(PROVIDED RECORDS begins)

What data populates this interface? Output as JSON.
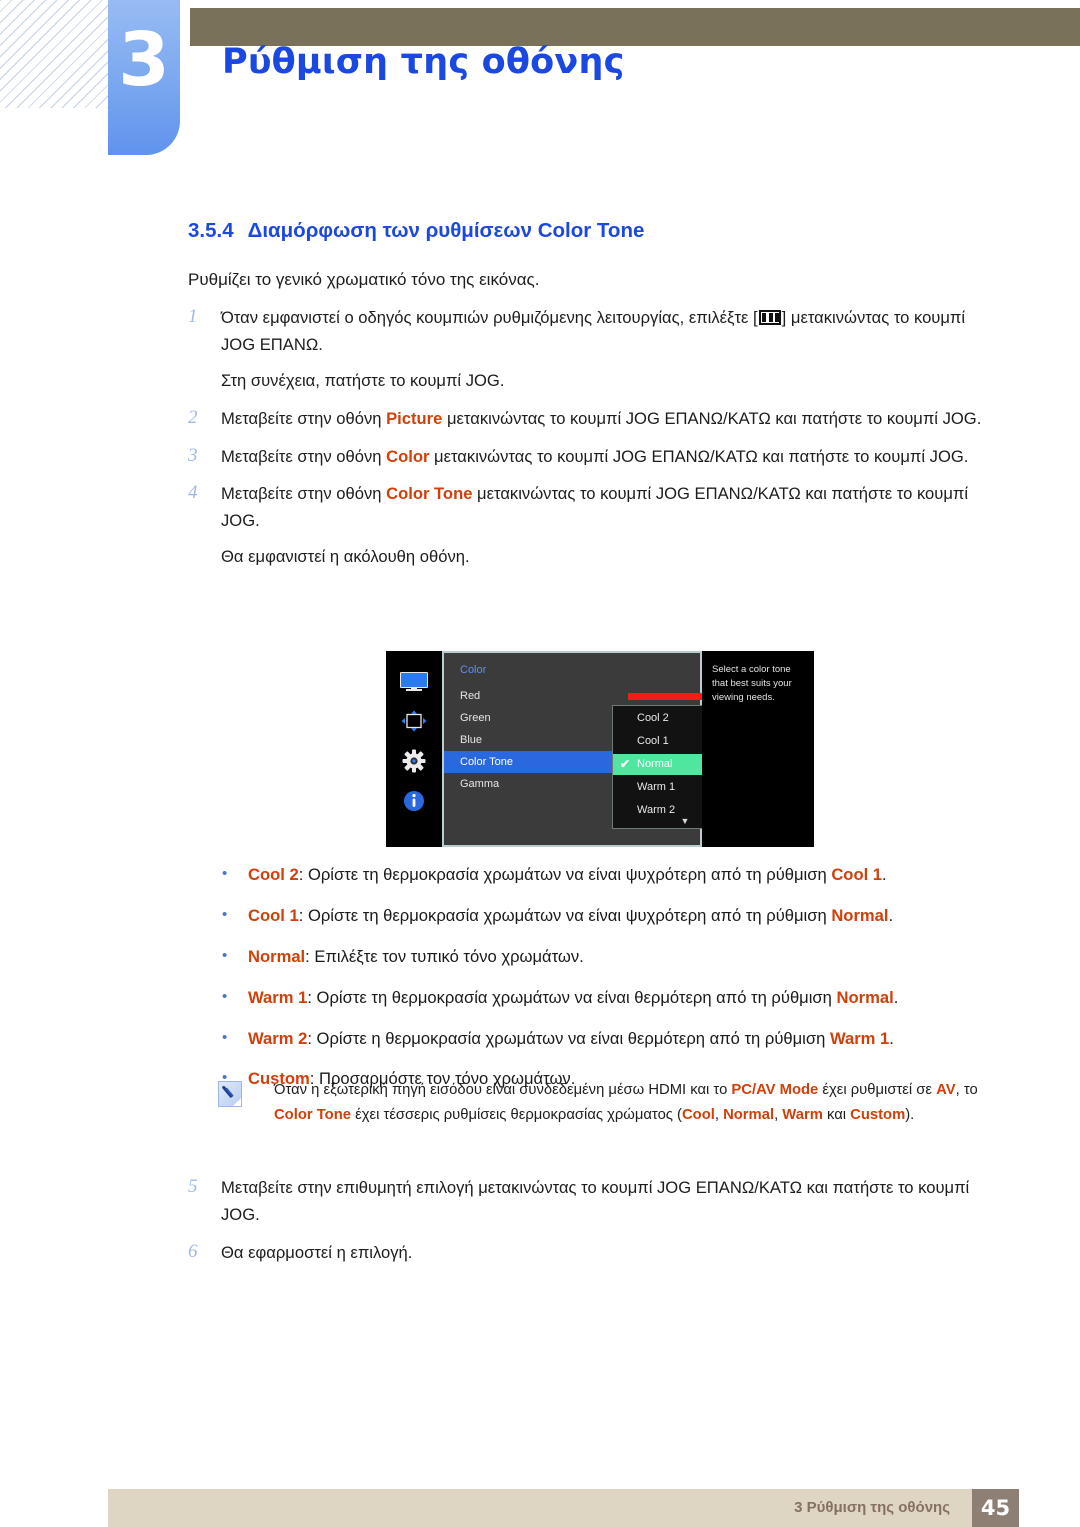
{
  "header": {
    "chapter_number": "3",
    "chapter_title": "Ρύθμιση της οθόνης"
  },
  "section": {
    "number": "3.5.4",
    "title": "Διαμόρφωση των ρυθμίσεων Color Tone",
    "intro": "Ρυθμίζει το γενικό χρωματικό τόνο της εικόνας."
  },
  "steps": {
    "s1_num": "1",
    "s1_a": "Όταν εμφανιστεί ο οδηγός κουμπιών ρυθμιζόμενης λειτουργίας, επιλέξτε [",
    "s1_b": "] μετακινώντας το κουμπί JOG ΕΠΑΝΩ.",
    "s1_sub": "Στη συνέχεια, πατήστε το κουμπί JOG.",
    "s2_num": "2",
    "s2_a": "Μεταβείτε στην οθόνη ",
    "s2_bold": "Picture",
    "s2_b": " μετακινώντας το κουμπί JOG ΕΠΑΝΩ/ΚΑΤΩ και πατήστε το κουμπί JOG.",
    "s3_num": "3",
    "s3_a": "Μεταβείτε στην οθόνη ",
    "s3_bold": "Color",
    "s3_b": " μετακινώντας το κουμπί JOG ΕΠΑΝΩ/ΚΑΤΩ και πατήστε το κουμπί JOG.",
    "s4_num": "4",
    "s4_a": "Μεταβείτε στην οθόνη ",
    "s4_bold": "Color Tone",
    "s4_b": " μετακινώντας το κουμπί JOG ΕΠΑΝΩ/ΚΑΤΩ και πατήστε το κουμπί JOG.",
    "s4_sub": "Θα εμφανιστεί η ακόλουθη οθόνη.",
    "s5_num": "5",
    "s5_a": "Μεταβείτε στην επιθυμητή επιλογή μετακινώντας το κουμπί JOG ΕΠΑΝΩ/ΚΑΤΩ και πατήστε το κουμπί JOG.",
    "s6_num": "6",
    "s6_a": "Θα εφαρμοστεί η επιλογή."
  },
  "osd": {
    "menu_title": "Color",
    "rail_icons": [
      "monitor-icon",
      "move-arrows-icon",
      "gear-icon",
      "info-icon"
    ],
    "rows": [
      {
        "label": "Red",
        "selected": false
      },
      {
        "label": "Green",
        "selected": false
      },
      {
        "label": "Blue",
        "selected": false
      },
      {
        "label": "Color Tone",
        "selected": true
      },
      {
        "label": "Gamma",
        "selected": false
      }
    ],
    "slider": {
      "value": "50",
      "percent": 50
    },
    "dropdown": [
      {
        "label": "Cool 2",
        "checked": false
      },
      {
        "label": "Cool 1",
        "checked": false
      },
      {
        "label": "Normal",
        "checked": true
      },
      {
        "label": "Warm 1",
        "checked": false
      },
      {
        "label": "Warm 2",
        "checked": false
      }
    ],
    "dropdown_more": "▼",
    "check_glyph": "✔",
    "help_text": "Select a color tone that best suits your viewing needs."
  },
  "bullets": {
    "dot": "•",
    "b1_bold": "Cool 2",
    "b1_mid": ": Ορίστε τη θερμοκρασία χρωμάτων να είναι ψυχρότερη από τη ρύθμιση ",
    "b1_bold2": "Cool 1",
    "b1_end": ".",
    "b2_bold": "Cool 1",
    "b2_mid": ": Ορίστε τη θερμοκρασία χρωμάτων να είναι ψυχρότερη από τη ρύθμιση ",
    "b2_bold2": "Normal",
    "b2_end": ".",
    "b3_bold": "Normal",
    "b3_mid": ": Επιλέξτε τον τυπικό τόνο χρωμάτων.",
    "b4_bold": "Warm 1",
    "b4_mid": ": Ορίστε τη θερμοκρασία χρωμάτων να είναι θερμότερη από τη ρύθμιση ",
    "b4_bold2": "Normal",
    "b4_end": ".",
    "b5_bold": "Warm 2",
    "b5_mid": ": Ορίστε η θερμοκρασία χρωμάτων να είναι θερμότερη από τη ρύθμιση ",
    "b5_bold2": "Warm 1",
    "b5_end": ".",
    "b6_bold": "Custom",
    "b6_mid": ": Προσαρμόστε τον τόνο χρωμάτων."
  },
  "note": {
    "icon": "note-pencil-icon",
    "t1": "Όταν η εξωτερική πηγή εισόδου είναι συνδεδεμένη μέσω HDMI και το ",
    "b1": "PC/AV Mode",
    "t2": " έχει ρυθμιστεί σε ",
    "b2": "AV",
    "t3": ", το ",
    "b3": "Color Tone",
    "t4": " έχει τέσσερις ρυθμίσεις θερμοκρασίας χρώματος (",
    "b4": "Cool",
    "t5": ", ",
    "b5": "Normal",
    "t6": ", ",
    "b6": "Warm",
    "t7": " και ",
    "b7": "Custom",
    "t8": ")."
  },
  "footer": {
    "text": "3 Ρύθμιση της οθόνης",
    "page": "45"
  },
  "colors": {
    "accent_blue": "#1b48e0",
    "term_red": "#d1400a",
    "brown_bar": "#7a7258",
    "footer_bar": "#ded6c2",
    "footer_page": "#8e7f74",
    "osd_select": "#2a68e0",
    "osd_check": "#4fe6a0"
  }
}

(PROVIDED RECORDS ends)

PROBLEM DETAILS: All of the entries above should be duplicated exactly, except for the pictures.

RESULT OF THE EXERCISE:
What data populates this interface? Output as JSON.
{
  "header": {
    "chapter_number": "3",
    "chapter_title": "Ρύθμιση της οθόνης"
  },
  "section": {
    "number": "3.5.4",
    "title": "Διαμόρφωση των ρυθμίσεων Color Tone",
    "intro": "Ρυθμίζει το γενικό χρωματικό τόνο της εικόνας."
  },
  "steps": {
    "s1_num": "1",
    "s1_a": "Όταν εμφανιστεί ο οδηγός κουμπιών ρυθμιζόμενης λειτουργίας, επιλέξτε [",
    "s1_b": "] μετακινώντας το κουμπί JOG ΕΠΑΝΩ.",
    "s1_sub": "Στη συνέχεια, πατήστε το κουμπί JOG.",
    "s2_num": "2",
    "s2_a": "Μεταβείτε στην οθόνη ",
    "s2_bold": "Picture",
    "s2_b": " μετακινώντας το κουμπί JOG ΕΠΑΝΩ/ΚΑΤΩ και πατήστε το κουμπί JOG.",
    "s3_num": "3",
    "s3_a": "Μεταβείτε στην οθόνη ",
    "s3_bold": "Color",
    "s3_b": " μετακινώντας το κουμπί JOG ΕΠΑΝΩ/ΚΑΤΩ και πατήστε το κουμπί JOG.",
    "s4_num": "4",
    "s4_a": "Μεταβείτε στην οθόνη ",
    "s4_bold": "Color Tone",
    "s4_b": " μετακινώντας το κουμπί JOG ΕΠΑΝΩ/ΚΑΤΩ και πατήστε το κουμπί JOG.",
    "s4_sub": "Θα εμφανιστεί η ακόλουθη οθόνη.",
    "s5_num": "5",
    "s5_a": "Μεταβείτε στην επιθυμητή επιλογή μετακινώντας το κουμπί JOG ΕΠΑΝΩ/ΚΑΤΩ και πατήστε το κουμπί JOG.",
    "s6_num": "6",
    "s6_a": "Θα εφαρμοστεί η επιλογή."
  },
  "osd": {
    "menu_title": "Color",
    "rail_icons": [
      "monitor-icon",
      "move-arrows-icon",
      "gear-icon",
      "info-icon"
    ],
    "rows": [
      {
        "label": "Red",
        "selected": false
      },
      {
        "label": "Green",
        "selected": false
      },
      {
        "label": "Blue",
        "selected": false
      },
      {
        "label": "Color Tone",
        "selected": true
      },
      {
        "label": "Gamma",
        "selected": false
      }
    ],
    "slider": {
      "value": "50",
      "percent": 50
    },
    "dropdown": [
      {
        "label": "Cool 2",
        "checked": false
      },
      {
        "label": "Cool 1",
        "checked": false
      },
      {
        "label": "Normal",
        "checked": true
      },
      {
        "label": "Warm 1",
        "checked": false
      },
      {
        "label": "Warm 2",
        "checked": false
      }
    ],
    "dropdown_more": "▼",
    "check_glyph": "✔",
    "help_text": "Select a color tone that best suits your viewing needs."
  },
  "bullets": {
    "dot": "•",
    "b1_bold": "Cool 2",
    "b1_mid": ": Ορίστε τη θερμοκρασία χρωμάτων να είναι ψυχρότερη από τη ρύθμιση ",
    "b1_bold2": "Cool 1",
    "b1_end": ".",
    "b2_bold": "Cool 1",
    "b2_mid": ": Ορίστε τη θερμοκρασία χρωμάτων να είναι ψυχρότερη από τη ρύθμιση ",
    "b2_bold2": "Normal",
    "b2_end": ".",
    "b3_bold": "Normal",
    "b3_mid": ": Επιλέξτε τον τυπικό τόνο χρωμάτων.",
    "b4_bold": "Warm 1",
    "b4_mid": ": Ορίστε τη θερμοκρασία χρωμάτων να είναι θερμότερη από τη ρύθμιση ",
    "b4_bold2": "Normal",
    "b4_end": ".",
    "b5_bold": "Warm 2",
    "b5_mid": ": Ορίστε η θερμοκρασία χρωμάτων να είναι θερμότερη από τη ρύθμιση ",
    "b5_bold2": "Warm 1",
    "b5_end": ".",
    "b6_bold": "Custom",
    "b6_mid": ": Προσαρμόστε τον τόνο χρωμάτων."
  },
  "note": {
    "icon": "note-pencil-icon",
    "t1": "Όταν η εξωτερική πηγή εισόδου είναι συνδεδεμένη μέσω HDMI και το ",
    "b1": "PC/AV Mode",
    "t2": " έχει ρυθμιστεί σε ",
    "b2": "AV",
    "t3": ", το ",
    "b3": "Color Tone",
    "t4": " έχει τέσσερις ρυθμίσεις θερμοκρασίας χρώματος (",
    "b4": "Cool",
    "t5": ", ",
    "b5": "Normal",
    "t6": ", ",
    "b6": "Warm",
    "t7": " και ",
    "b7": "Custom",
    "t8": ")."
  },
  "footer": {
    "text": "3 Ρύθμιση της οθόνης",
    "page": "45"
  },
  "colors": {
    "accent_blue": "#1b48e0",
    "term_red": "#d1400a",
    "brown_bar": "#7a7258",
    "footer_bar": "#ded6c2",
    "footer_page": "#8e7f74",
    "osd_select": "#2a68e0",
    "osd_check": "#4fe6a0"
  }
}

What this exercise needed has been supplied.